Local baseball programs preparing for the start of school
The Pearl River County, Poplarville and Picayune school district varsity baseball programs are getting ready for the fall in different ways.
As the summer winds down more baseball players are returning to their high school programs after spending the past month taking part in summer ball.
This means the coaches now have a better understanding of where athletes stand in their development, and what aspects still need to be worked on.
Head Coach Slade Jones said his players spent the summer in a variety of ways, so he’s had to make sure when an athlete returned from a summer league or vacation they’re on the right path.
Each athlete spent the summer doing their own thing, meaning Jones now has to work to make sure his athletes get on a uniform schedule everybody is able to follow.
However, it’s a tough position to be in after having lost last season, and the reps that go with it, to COVID-19.
“What makes it so difficult to judge is they had all that time off in the middle of the season when they should’ve been playing. They had a big layoff in the meat of the season, then came back on the mound pitching (during the summer) and are staying on later than you normally would. It’s going to have to be something we really sit down and think about,” Jones said.
There will be a rest period, especially for pitchers, when school starts back up.
The athletes will spend the majority of the first month back conditioning and weight lifting, before then transitioning back to the field and practicing ‘live’ situations.
Like Poplarville, PRC had several athletes take part in summer leagues.

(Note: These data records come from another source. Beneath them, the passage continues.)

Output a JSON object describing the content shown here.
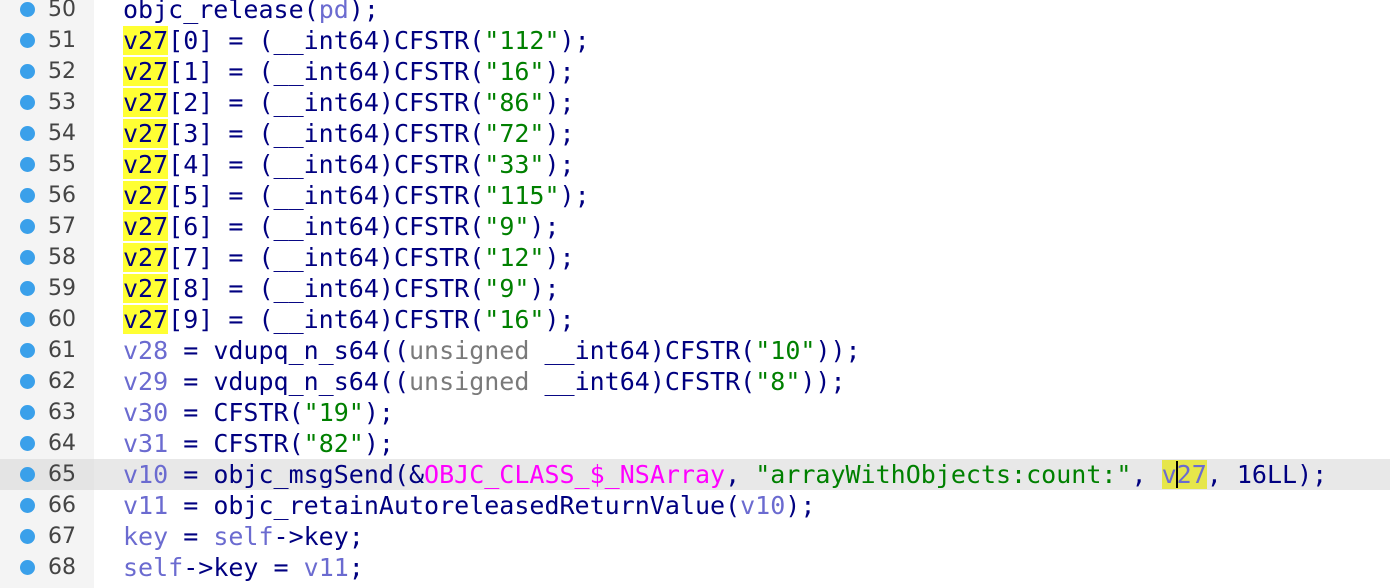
{
  "editor": {
    "lines": [
      {
        "num": "50",
        "tokens": [
          [
            "id",
            "objc_release"
          ],
          [
            "pun",
            "("
          ],
          [
            "lvar",
            "pd"
          ],
          [
            "pun",
            ");"
          ]
        ]
      },
      {
        "num": "51",
        "tokens": [
          [
            "hl",
            "v27"
          ],
          [
            "pun",
            "[0] = ("
          ],
          [
            "id",
            "__int64"
          ],
          [
            "pun",
            ")"
          ],
          [
            "id",
            "CFSTR"
          ],
          [
            "pun",
            "("
          ],
          [
            "str",
            "\"112\""
          ],
          [
            "pun",
            ");"
          ]
        ]
      },
      {
        "num": "52",
        "tokens": [
          [
            "hl",
            "v27"
          ],
          [
            "pun",
            "[1] = ("
          ],
          [
            "id",
            "__int64"
          ],
          [
            "pun",
            ")"
          ],
          [
            "id",
            "CFSTR"
          ],
          [
            "pun",
            "("
          ],
          [
            "str",
            "\"16\""
          ],
          [
            "pun",
            ");"
          ]
        ]
      },
      {
        "num": "53",
        "tokens": [
          [
            "hl",
            "v27"
          ],
          [
            "pun",
            "[2] = ("
          ],
          [
            "id",
            "__int64"
          ],
          [
            "pun",
            ")"
          ],
          [
            "id",
            "CFSTR"
          ],
          [
            "pun",
            "("
          ],
          [
            "str",
            "\"86\""
          ],
          [
            "pun",
            ");"
          ]
        ]
      },
      {
        "num": "54",
        "tokens": [
          [
            "hl",
            "v27"
          ],
          [
            "pun",
            "[3] = ("
          ],
          [
            "id",
            "__int64"
          ],
          [
            "pun",
            ")"
          ],
          [
            "id",
            "CFSTR"
          ],
          [
            "pun",
            "("
          ],
          [
            "str",
            "\"72\""
          ],
          [
            "pun",
            ");"
          ]
        ]
      },
      {
        "num": "55",
        "tokens": [
          [
            "hl",
            "v27"
          ],
          [
            "pun",
            "[4] = ("
          ],
          [
            "id",
            "__int64"
          ],
          [
            "pun",
            ")"
          ],
          [
            "id",
            "CFSTR"
          ],
          [
            "pun",
            "("
          ],
          [
            "str",
            "\"33\""
          ],
          [
            "pun",
            ");"
          ]
        ]
      },
      {
        "num": "56",
        "tokens": [
          [
            "hl",
            "v27"
          ],
          [
            "pun",
            "[5] = ("
          ],
          [
            "id",
            "__int64"
          ],
          [
            "pun",
            ")"
          ],
          [
            "id",
            "CFSTR"
          ],
          [
            "pun",
            "("
          ],
          [
            "str",
            "\"115\""
          ],
          [
            "pun",
            ");"
          ]
        ]
      },
      {
        "num": "57",
        "tokens": [
          [
            "hl",
            "v27"
          ],
          [
            "pun",
            "[6] = ("
          ],
          [
            "id",
            "__int64"
          ],
          [
            "pun",
            ")"
          ],
          [
            "id",
            "CFSTR"
          ],
          [
            "pun",
            "("
          ],
          [
            "str",
            "\"9\""
          ],
          [
            "pun",
            ");"
          ]
        ]
      },
      {
        "num": "58",
        "tokens": [
          [
            "hl",
            "v27"
          ],
          [
            "pun",
            "[7] = ("
          ],
          [
            "id",
            "__int64"
          ],
          [
            "pun",
            ")"
          ],
          [
            "id",
            "CFSTR"
          ],
          [
            "pun",
            "("
          ],
          [
            "str",
            "\"12\""
          ],
          [
            "pun",
            ");"
          ]
        ]
      },
      {
        "num": "59",
        "tokens": [
          [
            "hl",
            "v27"
          ],
          [
            "pun",
            "[8] = ("
          ],
          [
            "id",
            "__int64"
          ],
          [
            "pun",
            ")"
          ],
          [
            "id",
            "CFSTR"
          ],
          [
            "pun",
            "("
          ],
          [
            "str",
            "\"9\""
          ],
          [
            "pun",
            ");"
          ]
        ]
      },
      {
        "num": "60",
        "tokens": [
          [
            "hl",
            "v27"
          ],
          [
            "pun",
            "[9] = ("
          ],
          [
            "id",
            "__int64"
          ],
          [
            "pun",
            ")"
          ],
          [
            "id",
            "CFSTR"
          ],
          [
            "pun",
            "("
          ],
          [
            "str",
            "\"16\""
          ],
          [
            "pun",
            ");"
          ]
        ]
      },
      {
        "num": "61",
        "tokens": [
          [
            "lvar",
            "v28"
          ],
          [
            "pun",
            " = "
          ],
          [
            "id",
            "vdupq_n_s64"
          ],
          [
            "pun",
            "(("
          ],
          [
            "kw",
            "unsigned "
          ],
          [
            "id",
            "__int64"
          ],
          [
            "pun",
            ")"
          ],
          [
            "id",
            "CFSTR"
          ],
          [
            "pun",
            "("
          ],
          [
            "str",
            "\"10\""
          ],
          [
            "pun",
            "));"
          ]
        ]
      },
      {
        "num": "62",
        "tokens": [
          [
            "lvar",
            "v29"
          ],
          [
            "pun",
            " = "
          ],
          [
            "id",
            "vdupq_n_s64"
          ],
          [
            "pun",
            "(("
          ],
          [
            "kw",
            "unsigned "
          ],
          [
            "id",
            "__int64"
          ],
          [
            "pun",
            ")"
          ],
          [
            "id",
            "CFSTR"
          ],
          [
            "pun",
            "("
          ],
          [
            "str",
            "\"8\""
          ],
          [
            "pun",
            "));"
          ]
        ]
      },
      {
        "num": "63",
        "tokens": [
          [
            "lvar",
            "v30"
          ],
          [
            "pun",
            " = "
          ],
          [
            "id",
            "CFSTR"
          ],
          [
            "pun",
            "("
          ],
          [
            "str",
            "\"19\""
          ],
          [
            "pun",
            ");"
          ]
        ]
      },
      {
        "num": "64",
        "tokens": [
          [
            "lvar",
            "v31"
          ],
          [
            "pun",
            " = "
          ],
          [
            "id",
            "CFSTR"
          ],
          [
            "pun",
            "("
          ],
          [
            "str",
            "\"82\""
          ],
          [
            "pun",
            ");"
          ]
        ]
      },
      {
        "num": "65",
        "current": true,
        "tokens": [
          [
            "lvar",
            "v10"
          ],
          [
            "pun",
            " = "
          ],
          [
            "id",
            "objc_msgSend"
          ],
          [
            "pun",
            "(&"
          ],
          [
            "gbl",
            "OBJC_CLASS_$_NSArray"
          ],
          [
            "pun",
            ", "
          ],
          [
            "str",
            "\"arrayWithObjects:count:\""
          ],
          [
            "pun",
            ", "
          ],
          [
            "hl2a",
            "v"
          ],
          [
            "caret",
            ""
          ],
          [
            "hl2b",
            "27"
          ],
          [
            "pun",
            ", 16LL);"
          ]
        ]
      },
      {
        "num": "66",
        "tokens": [
          [
            "lvar",
            "v11"
          ],
          [
            "pun",
            " = "
          ],
          [
            "id",
            "objc_retainAutoreleasedReturnValue"
          ],
          [
            "pun",
            "("
          ],
          [
            "lvar",
            "v10"
          ],
          [
            "pun",
            ");"
          ]
        ]
      },
      {
        "num": "67",
        "tokens": [
          [
            "lvar",
            "key"
          ],
          [
            "pun",
            " = "
          ],
          [
            "lvar",
            "self"
          ],
          [
            "pun",
            "->key;"
          ]
        ]
      },
      {
        "num": "68",
        "tokens": [
          [
            "lvar",
            "self"
          ],
          [
            "pun",
            "->key = "
          ],
          [
            "lvar",
            "v11"
          ],
          [
            "pun",
            ";"
          ]
        ]
      }
    ]
  },
  "colors": {
    "identifier": "#000080",
    "local_variable": "#6b6bd0",
    "keyword": "#7a7a7a",
    "string": "#008000",
    "global": "#ff00ff",
    "highlight": "#ffff33",
    "highlight_current": "#e6e64a",
    "breakpoint": "#3aa0ea",
    "current_line": "#e8e8e8"
  },
  "icons": {
    "breakpoint": "breakpoint-dot-icon"
  }
}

This allowed some of the players to make up for the reps they lost due to a cancelled season, and also gave Head Coach Neil Walther a chance to evaluate his players. Walther said some position changes took place over the summer as he looked to develop each athlete’s full potential.
Walther said the biggest benefit of getting reps in during the summer is that the players get an opportunity to make mistakes in non-competitive environments, then learn from them.
“We kind of turned them loose and then when they make a mistake we can explain why that wasn’t a good decision,” Walther said.
As the team moves into the fall, Walther and his staff will give each player a personalized card that outlines three things the athlete needs to work on.
The fall will be about individual growth and development, especially considering there will be players having to adapt to a new spot on the field.
“You might have a kid who changed position and now have all these things to do. We have to take the time to evaluate if we made the right decision,” Walther said.
The Maroon Tide has 11 incoming freshmen that’ll be part of the varsity roster this upcoming year, so Head Coach Evan Nichelson used the summer as a way to get the youngsters used to varsity baseball. “The main thing for me was to kind of get them going, get them involved with what we do and show them how we go about things. If I had waited until January I would’ve been having to teach routines, how we go about our business instead of just jumping in,” Nichelson said.
The athletes welcomed the return to action over the summer after losing their season to COVID-19 and spending months in quarantine.
Nichelson said attendance at the workouts and scrimmages was at nearly 100 percent as the players jumped at the chance to get back on the field.
“Our guys were ready to go. They were pumped up about being there. Sometimes they were asking to go an extra day during the week because I think they were tired of lying around and were ready for some normalcy,” Nichelson said.
However, the majority of Nichelson’s players are also part of the football team, so he’ll only have eight athletes during the fall.
Because of this, Nichelson said the focus would be on weight lifting and conditioning, while making sure the athletes who also play football have time to get ready for that season.
“We’re going to have some guys who play football a couple days a week, and they’ll get their throwing in to make sure their arms are in shape,” Nichelson said.